** Records supplied follows **

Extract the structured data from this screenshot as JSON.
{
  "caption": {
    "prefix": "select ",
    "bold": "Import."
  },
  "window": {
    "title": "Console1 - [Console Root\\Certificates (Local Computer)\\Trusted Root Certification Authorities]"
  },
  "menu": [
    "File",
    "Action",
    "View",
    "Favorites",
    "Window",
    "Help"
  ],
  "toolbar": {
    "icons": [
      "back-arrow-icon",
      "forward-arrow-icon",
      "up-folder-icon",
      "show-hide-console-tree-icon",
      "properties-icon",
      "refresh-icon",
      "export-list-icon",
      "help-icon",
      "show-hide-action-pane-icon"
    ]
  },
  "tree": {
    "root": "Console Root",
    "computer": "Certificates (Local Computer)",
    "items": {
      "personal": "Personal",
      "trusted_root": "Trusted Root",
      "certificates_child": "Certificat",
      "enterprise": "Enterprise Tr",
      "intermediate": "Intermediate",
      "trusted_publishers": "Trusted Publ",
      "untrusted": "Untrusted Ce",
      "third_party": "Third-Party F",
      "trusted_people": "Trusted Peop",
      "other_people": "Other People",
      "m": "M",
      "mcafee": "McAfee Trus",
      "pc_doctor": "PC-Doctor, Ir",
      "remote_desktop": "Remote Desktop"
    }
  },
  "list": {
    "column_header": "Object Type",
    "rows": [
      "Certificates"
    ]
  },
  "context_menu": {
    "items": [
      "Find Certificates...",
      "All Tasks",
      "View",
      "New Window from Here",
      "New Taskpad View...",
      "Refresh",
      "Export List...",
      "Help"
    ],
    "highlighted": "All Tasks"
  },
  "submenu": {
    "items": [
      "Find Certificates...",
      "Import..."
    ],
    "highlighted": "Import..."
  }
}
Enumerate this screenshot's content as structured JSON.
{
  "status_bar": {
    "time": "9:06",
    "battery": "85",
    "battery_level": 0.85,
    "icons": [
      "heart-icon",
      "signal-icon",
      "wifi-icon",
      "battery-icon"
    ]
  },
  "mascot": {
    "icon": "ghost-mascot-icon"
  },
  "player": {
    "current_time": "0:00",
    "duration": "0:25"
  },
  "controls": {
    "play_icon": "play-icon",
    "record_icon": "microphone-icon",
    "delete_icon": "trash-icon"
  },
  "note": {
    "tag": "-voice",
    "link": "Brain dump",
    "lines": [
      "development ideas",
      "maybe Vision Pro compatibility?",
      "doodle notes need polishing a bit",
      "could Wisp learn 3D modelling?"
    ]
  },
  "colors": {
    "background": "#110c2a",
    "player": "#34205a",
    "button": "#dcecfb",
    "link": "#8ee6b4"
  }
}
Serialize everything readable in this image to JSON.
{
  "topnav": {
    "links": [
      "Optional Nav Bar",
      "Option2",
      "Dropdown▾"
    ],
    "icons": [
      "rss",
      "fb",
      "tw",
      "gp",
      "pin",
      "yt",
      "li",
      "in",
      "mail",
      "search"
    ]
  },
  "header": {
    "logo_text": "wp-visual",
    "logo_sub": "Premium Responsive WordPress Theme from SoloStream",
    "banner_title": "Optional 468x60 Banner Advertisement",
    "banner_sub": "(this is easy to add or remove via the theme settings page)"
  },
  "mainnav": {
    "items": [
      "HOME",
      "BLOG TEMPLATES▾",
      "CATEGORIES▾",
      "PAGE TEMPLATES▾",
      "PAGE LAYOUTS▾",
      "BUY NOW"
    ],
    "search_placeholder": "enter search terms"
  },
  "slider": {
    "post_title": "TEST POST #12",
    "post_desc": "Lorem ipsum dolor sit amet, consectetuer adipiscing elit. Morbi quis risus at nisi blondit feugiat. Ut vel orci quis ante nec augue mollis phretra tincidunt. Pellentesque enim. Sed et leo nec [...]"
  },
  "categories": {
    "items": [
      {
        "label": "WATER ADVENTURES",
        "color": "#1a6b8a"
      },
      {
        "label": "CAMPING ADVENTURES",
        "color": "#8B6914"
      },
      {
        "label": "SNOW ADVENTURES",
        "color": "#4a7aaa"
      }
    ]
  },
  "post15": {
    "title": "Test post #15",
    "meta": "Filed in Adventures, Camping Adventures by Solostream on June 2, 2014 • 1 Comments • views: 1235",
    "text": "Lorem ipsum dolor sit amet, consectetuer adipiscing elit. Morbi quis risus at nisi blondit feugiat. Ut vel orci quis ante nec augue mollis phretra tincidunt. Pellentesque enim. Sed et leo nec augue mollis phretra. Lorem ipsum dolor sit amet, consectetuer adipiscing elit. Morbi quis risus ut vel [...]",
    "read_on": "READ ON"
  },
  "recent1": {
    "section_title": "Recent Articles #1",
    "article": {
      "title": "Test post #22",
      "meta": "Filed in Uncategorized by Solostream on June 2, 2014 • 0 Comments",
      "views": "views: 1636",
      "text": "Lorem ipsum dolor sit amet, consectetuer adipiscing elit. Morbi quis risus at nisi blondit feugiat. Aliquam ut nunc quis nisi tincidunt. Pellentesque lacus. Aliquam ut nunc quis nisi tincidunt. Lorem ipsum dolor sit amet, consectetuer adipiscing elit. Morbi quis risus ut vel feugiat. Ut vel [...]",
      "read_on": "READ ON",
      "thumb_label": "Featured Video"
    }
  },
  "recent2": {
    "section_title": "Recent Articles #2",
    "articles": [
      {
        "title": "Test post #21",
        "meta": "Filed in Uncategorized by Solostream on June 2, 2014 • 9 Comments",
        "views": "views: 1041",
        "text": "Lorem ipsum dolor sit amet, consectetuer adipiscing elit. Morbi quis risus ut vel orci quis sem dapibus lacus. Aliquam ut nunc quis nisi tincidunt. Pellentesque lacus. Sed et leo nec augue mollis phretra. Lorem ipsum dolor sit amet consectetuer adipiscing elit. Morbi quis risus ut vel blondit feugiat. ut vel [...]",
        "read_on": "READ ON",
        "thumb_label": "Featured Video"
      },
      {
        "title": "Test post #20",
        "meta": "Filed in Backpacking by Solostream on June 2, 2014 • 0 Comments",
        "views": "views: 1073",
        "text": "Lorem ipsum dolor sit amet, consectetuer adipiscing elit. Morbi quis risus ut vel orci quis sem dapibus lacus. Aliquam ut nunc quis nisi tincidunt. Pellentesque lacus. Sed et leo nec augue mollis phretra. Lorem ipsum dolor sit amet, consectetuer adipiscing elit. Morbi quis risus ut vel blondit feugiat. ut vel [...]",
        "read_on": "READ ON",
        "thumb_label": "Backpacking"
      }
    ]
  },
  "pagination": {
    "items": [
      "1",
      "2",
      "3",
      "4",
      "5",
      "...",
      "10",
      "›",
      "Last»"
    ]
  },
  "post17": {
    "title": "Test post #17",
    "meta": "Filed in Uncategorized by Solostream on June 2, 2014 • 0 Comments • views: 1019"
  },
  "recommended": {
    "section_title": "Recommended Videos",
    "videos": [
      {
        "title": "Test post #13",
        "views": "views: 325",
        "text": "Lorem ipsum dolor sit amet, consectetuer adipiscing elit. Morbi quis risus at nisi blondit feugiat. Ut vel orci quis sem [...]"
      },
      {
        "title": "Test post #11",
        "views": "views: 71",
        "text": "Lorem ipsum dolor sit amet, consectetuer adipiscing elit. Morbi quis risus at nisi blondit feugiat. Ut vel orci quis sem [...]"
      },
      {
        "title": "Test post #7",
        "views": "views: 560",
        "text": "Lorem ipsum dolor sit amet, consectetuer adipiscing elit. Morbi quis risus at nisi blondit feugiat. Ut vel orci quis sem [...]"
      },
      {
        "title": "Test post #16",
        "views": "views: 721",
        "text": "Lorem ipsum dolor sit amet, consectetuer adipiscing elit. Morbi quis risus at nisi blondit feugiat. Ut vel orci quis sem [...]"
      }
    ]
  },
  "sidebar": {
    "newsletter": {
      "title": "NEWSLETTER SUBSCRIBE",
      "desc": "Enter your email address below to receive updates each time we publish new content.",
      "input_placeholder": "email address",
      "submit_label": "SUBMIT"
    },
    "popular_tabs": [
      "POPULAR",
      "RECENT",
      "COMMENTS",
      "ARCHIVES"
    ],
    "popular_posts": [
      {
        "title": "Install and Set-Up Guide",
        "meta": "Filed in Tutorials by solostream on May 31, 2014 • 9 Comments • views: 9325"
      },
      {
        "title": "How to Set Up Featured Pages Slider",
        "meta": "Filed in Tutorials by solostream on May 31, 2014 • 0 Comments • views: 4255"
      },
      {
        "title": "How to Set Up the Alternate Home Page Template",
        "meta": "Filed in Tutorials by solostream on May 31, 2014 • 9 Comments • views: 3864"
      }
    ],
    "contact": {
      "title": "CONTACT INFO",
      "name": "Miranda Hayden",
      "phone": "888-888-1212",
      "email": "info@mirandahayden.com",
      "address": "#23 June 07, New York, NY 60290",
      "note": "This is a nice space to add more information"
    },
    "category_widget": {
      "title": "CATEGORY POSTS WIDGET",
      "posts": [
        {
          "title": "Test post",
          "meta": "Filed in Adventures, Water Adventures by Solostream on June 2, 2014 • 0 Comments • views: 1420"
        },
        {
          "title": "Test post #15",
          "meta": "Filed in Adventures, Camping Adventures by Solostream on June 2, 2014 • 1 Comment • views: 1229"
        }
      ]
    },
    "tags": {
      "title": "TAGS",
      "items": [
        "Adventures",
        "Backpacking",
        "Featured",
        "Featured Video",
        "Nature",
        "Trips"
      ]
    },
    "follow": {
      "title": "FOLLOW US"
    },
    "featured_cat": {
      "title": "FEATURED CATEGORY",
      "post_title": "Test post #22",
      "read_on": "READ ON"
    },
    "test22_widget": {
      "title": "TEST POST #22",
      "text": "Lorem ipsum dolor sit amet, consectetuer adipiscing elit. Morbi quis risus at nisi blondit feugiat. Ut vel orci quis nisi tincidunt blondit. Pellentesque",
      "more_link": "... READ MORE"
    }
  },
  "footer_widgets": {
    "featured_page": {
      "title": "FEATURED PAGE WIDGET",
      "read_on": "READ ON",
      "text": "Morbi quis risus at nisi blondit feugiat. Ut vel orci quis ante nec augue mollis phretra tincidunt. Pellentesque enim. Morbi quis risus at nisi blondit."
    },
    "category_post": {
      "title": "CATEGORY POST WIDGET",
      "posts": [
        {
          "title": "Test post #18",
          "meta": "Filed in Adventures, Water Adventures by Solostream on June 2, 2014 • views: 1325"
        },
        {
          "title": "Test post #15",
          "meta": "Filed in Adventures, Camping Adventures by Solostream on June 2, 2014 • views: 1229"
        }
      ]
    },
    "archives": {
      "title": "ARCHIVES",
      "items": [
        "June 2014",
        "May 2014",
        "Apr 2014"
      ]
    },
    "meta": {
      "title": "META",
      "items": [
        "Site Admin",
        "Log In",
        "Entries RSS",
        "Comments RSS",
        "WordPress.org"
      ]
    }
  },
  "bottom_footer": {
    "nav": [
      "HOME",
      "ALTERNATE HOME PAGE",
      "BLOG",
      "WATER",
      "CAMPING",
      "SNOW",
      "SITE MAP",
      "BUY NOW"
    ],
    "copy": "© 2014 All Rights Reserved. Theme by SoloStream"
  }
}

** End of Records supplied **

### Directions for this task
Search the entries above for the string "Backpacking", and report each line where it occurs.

### Answer to this problem
        "meta": "Filed in Backpacking by Solostream on June 2, 2014 • 0 Comments",
        "thumb_label": "Backpacking"
        "Backpacking",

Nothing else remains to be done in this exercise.